Although modern neuroscience research is still relatively young, breakthroughs have emerged that will likely yield new therapeutic approaches for the treatment of psychiatric disorders.10-12 We must invest in neuroscience-based research to develop innovative psychosocial and pharmacologic treatments that provide symptom relief by targeting relevant brain systems. Although it will be painful to wait for these treatments to arrive, we must continue to prioritize such efforts if we hope to have the success stories in psychiatry that have been achieved in other fields of medicine.
Dr. Dichter is Associate Professor, Department of Psychiatry and Carolina Institute for Developmental Disabilities, University of North Carolina, Chapel Hill, NC.
1. Meehl PE. Why I do not attend case conferences. In: Meehl PE, ed. Psychodiagnosis: Selected Papers. Minneapolis, MN: University of Minnesota Press; 1973:225-302.
2. Pert CB, Snyder SH. Opiate receptor: demonstration in nervous tissue. Science. 1973;179:1011-1014.
3. Pert CB. Molecules of Emotion: The Science Behind Mind-Body Medicine. New York: Simon & Schuster; 1999.
4. Morse S. Determinism and the death of folk psychology: two challenges to responsibility from neuroscience. Minn J Law Sci Technol. 2008;9:1-36.
5. Satel S, Lilienfeld SO. Brainwashed: The Seductive Appeal of Mindless Neuroscience. New York: Basic Books; 2013.
6. Burton RA. A Skeptic’s Guide to the Mind: What Neuroscience Can and Cannot Tell Us About Ourselves. New York: St. Martin’s Griffin; 2014.
7. Markowitz JC. There’s such a thing as too much neuroscience. New York Times. October 14, 2016. https://www.nytimes.com/2016/10/15/opinion/theres-such-a-thing-as-too-much-neuroscience.html?_r=0. Accessed June 12, 2017.
8. Berton O, Nestler EJ. New approaches to antidepressant drug discovery: beyond monoamines. Nat Rev Neurosci. 2006;7:137-151.
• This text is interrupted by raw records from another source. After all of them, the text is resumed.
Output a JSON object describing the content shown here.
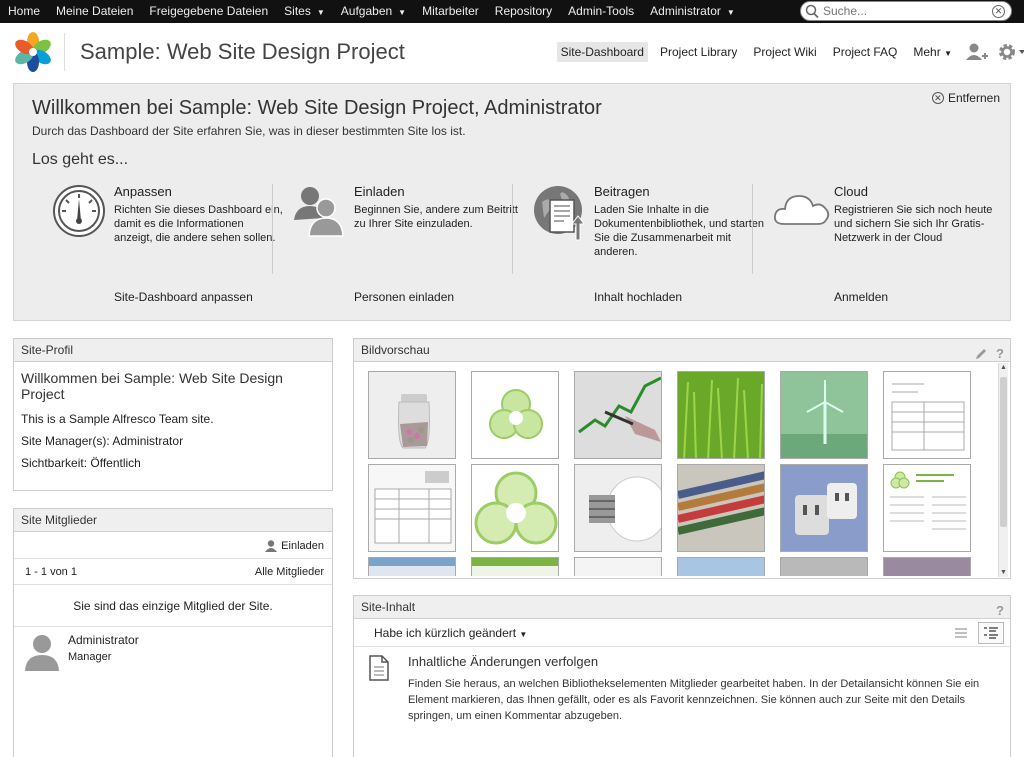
{
  "topnav": {
    "items": [
      {
        "label": "Home"
      },
      {
        "label": "Meine Dateien"
      },
      {
        "label": "Freigegebene Dateien"
      },
      {
        "label": "Sites",
        "dropdown": true
      },
      {
        "label": "Aufgaben",
        "dropdown": true
      },
      {
        "label": "Mitarbeiter"
      },
      {
        "label": "Repository"
      },
      {
        "label": "Admin-Tools"
      },
      {
        "label": "Administrator",
        "dropdown": true
      }
    ],
    "search_placeholder": "Suche..."
  },
  "header": {
    "site_title": "Sample: Web Site Design Project",
    "nav": [
      {
        "label": "Site-Dashboard",
        "active": true
      },
      {
        "label": "Project Library"
      },
      {
        "label": "Project Wiki"
      },
      {
        "label": "Project FAQ"
      },
      {
        "label": "Mehr"
      }
    ]
  },
  "welcome": {
    "title": "Willkommen bei Sample: Web Site Design Project, Administrator",
    "subtitle": "Durch das Dashboard der Site erfahren Sie, was in dieser bestimmten Site los ist.",
    "remove_label": "Entfernen",
    "getting_started": "Los geht es...",
    "columns": [
      {
        "icon": "gauge-icon",
        "title": "Anpassen",
        "desc": "Richten Sie dieses Dashboard ein, damit es die Informationen anzeigt, die andere sehen sollen.",
        "link": "Site-Dashboard anpassen"
      },
      {
        "icon": "people-icon",
        "title": "Einladen",
        "desc": "Beginnen Sie, andere zum Beitritt zu Ihrer Site einzuladen.",
        "link": "Personen einladen"
      },
      {
        "icon": "upload-document-icon",
        "title": "Beitragen",
        "desc": "Laden Sie Inhalte in die Dokumentenbibliothek, und starten Sie die Zusammenarbeit mit anderen.",
        "link": "Inhalt hochladen"
      },
      {
        "icon": "cloud-icon",
        "title": "Cloud",
        "desc": "Registrieren Sie sich noch heute und sichern Sie sich Ihr Gratis-Netzwerk in der Cloud",
        "link": "Anmelden"
      }
    ]
  },
  "site_profile": {
    "title": "Site-Profil",
    "heading": "Willkommen bei Sample: Web Site Design Project",
    "description": "This is a Sample Alfresco Team site.",
    "managers": "Site Manager(s): Administrator",
    "visibility": "Sichtbarkeit: Öffentlich"
  },
  "site_members": {
    "title": "Site Mitglieder",
    "invite_label": "Einladen",
    "paging": "1 - 1 von 1",
    "all_members": "Alle Mitglieder",
    "only_member": "Sie sind das einzige Mitglied der Site.",
    "members": [
      {
        "name": "Administrator",
        "role": "Manager"
      }
    ]
  },
  "image_preview": {
    "title": "Bildvorschau",
    "thumbnails": [
      "coin-jar-thumbnail",
      "alfresco-logo-small-thumbnail",
      "chart-hand-thumbnail",
      "grass-thumbnail",
      "wind-turbine-thumbnail",
      "document-form-thumbnail",
      "invoice-document-thumbnail",
      "alfresco-logo-large-thumbnail",
      "light-bulb-thumbnail",
      "pencils-thumbnail",
      "power-adapter-thumbnail",
      "green-newsletter-thumbnail",
      "screenshot-thumbnail",
      "spreadsheet-thumbnail",
      "white-thumbnail",
      "sky-thumbnail",
      "gray-thumbnail",
      "cables-thumbnail"
    ]
  },
  "site_content": {
    "title": "Site-Inhalt",
    "filter": "Habe ich kürzlich geändert",
    "empty_title": "Inhaltliche Änderungen verfolgen",
    "empty_desc": "Finden Sie heraus, an welchen Bibliothekselementen Mitglieder gearbeitet haben. In der Detailansicht können Sie ein Element markieren, das Ihnen gefällt, oder es als Favorit kennzeichnen. Sie können auch zur Seite mit den Details springen, um einen Kommentar abzugeben."
  },
  "colors": {
    "topbar": "#111111",
    "panel_header": "#efefef",
    "welcome_bg": "#ededed"
  }
}
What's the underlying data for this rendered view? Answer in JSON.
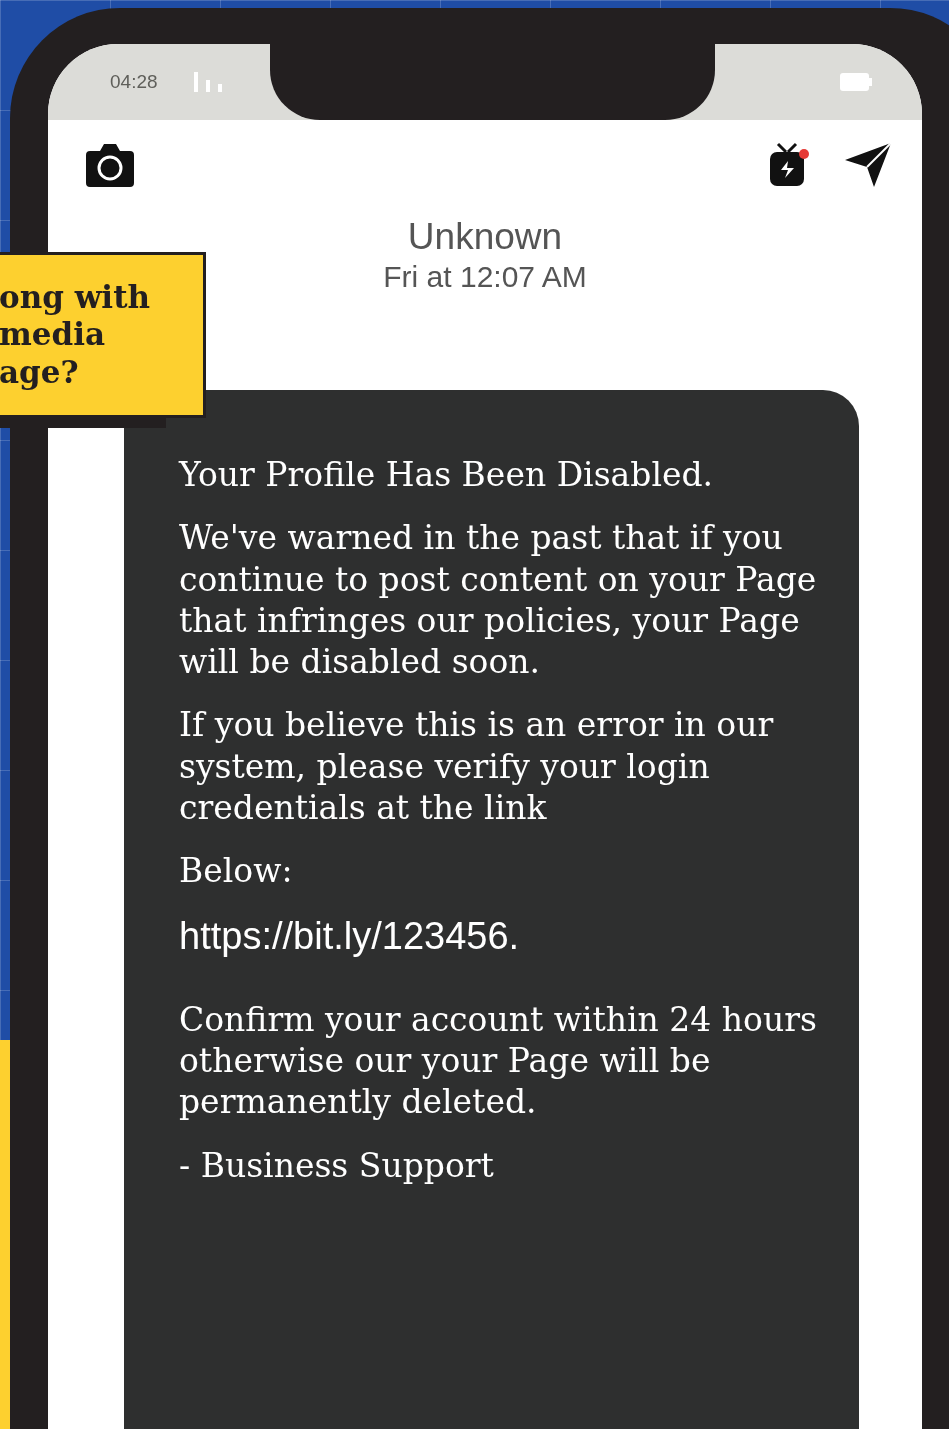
{
  "status_bar": {
    "time": "04:28"
  },
  "header": {
    "contact": "Unknown",
    "timestamp": "Fri at 12:07 AM",
    "notification_dot": true
  },
  "callout": {
    "lines": [
      "ong with",
      "media",
      "age?"
    ]
  },
  "message": {
    "paragraphs": [
      {
        "kind": "text",
        "text": "Your Profile Has Been Disabled."
      },
      {
        "kind": "text",
        "text": "We've warned in the past that if you continue to post content on your Page that infringes our policies, your Page will be disabled soon."
      },
      {
        "kind": "text",
        "text": "If you believe this is an error in our system, please verify your login credentials at the link"
      },
      {
        "kind": "text",
        "text": "Below:"
      },
      {
        "kind": "link",
        "text": "https://bit.ly/123456."
      },
      {
        "kind": "text",
        "text": "Confirm your account within 24 hours otherwise our your Page will be permanently deleted."
      },
      {
        "kind": "text",
        "text": "- Business Support"
      }
    ]
  }
}
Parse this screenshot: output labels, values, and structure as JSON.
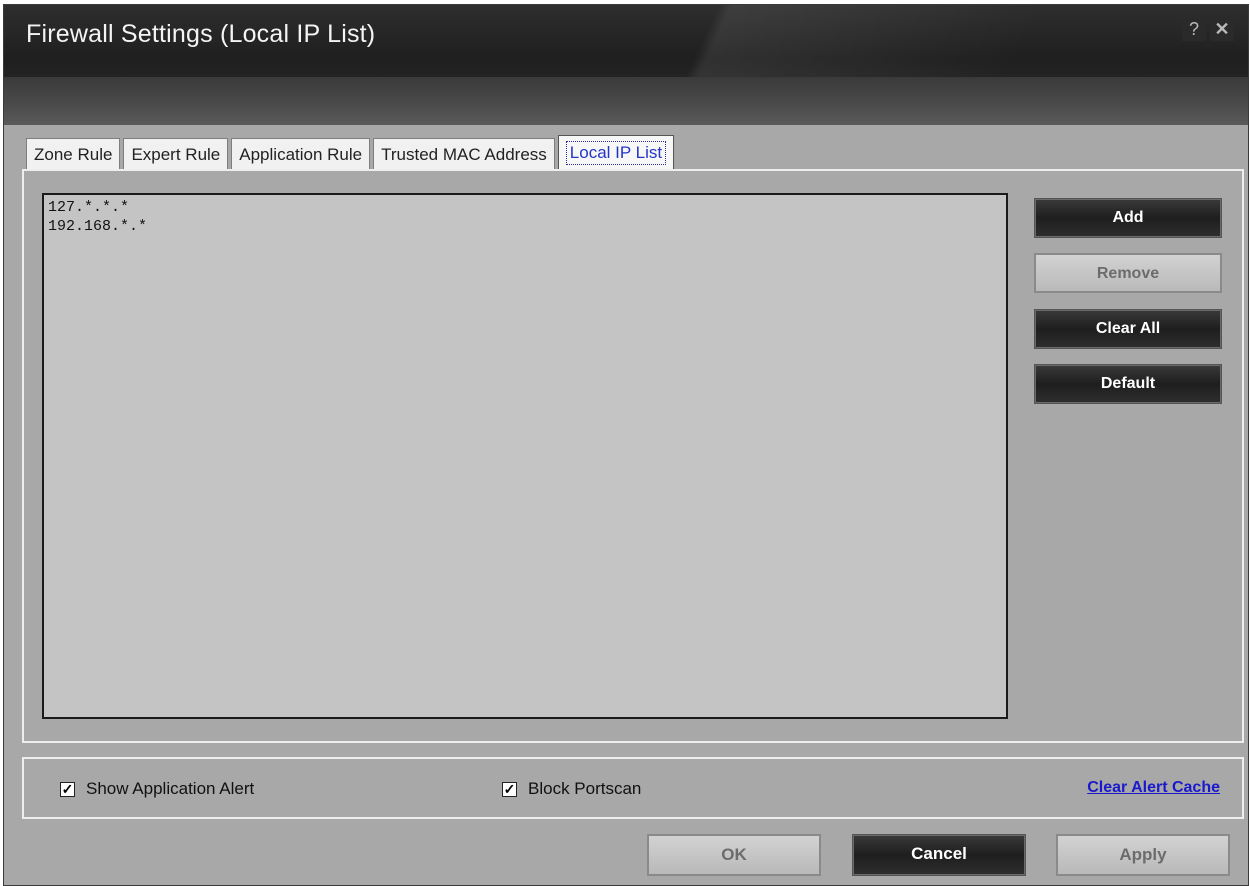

9. Department of Health and Human Services. https://grants.nih.gov/grants/guide/rfa-files/RFA-MH-17-604.html. Accessed June 12, 2017.
10. Felipe RM, Ferrao YA. Transcranial magnetic stimulation for treatment of major depression during pregnancy: a review. Trends Psychiatry Psychother. 2016;38:190-197.
11. Philpot BD, Thompson CE, Franco L, Williams CA. Angelman syndrome: advancing the research frontier of neurodevelopmental disorders. J Neurodev Disord. 2011;3:50-56.
12. Walsh E, Carl H, Eisenlohr-Moul T, et al. Attenuation of frontostriatal connectivity during reward processing predicts response to psychotherapy in major depressive disorder. Neuropsychopharmacol. 2017;42:831-843.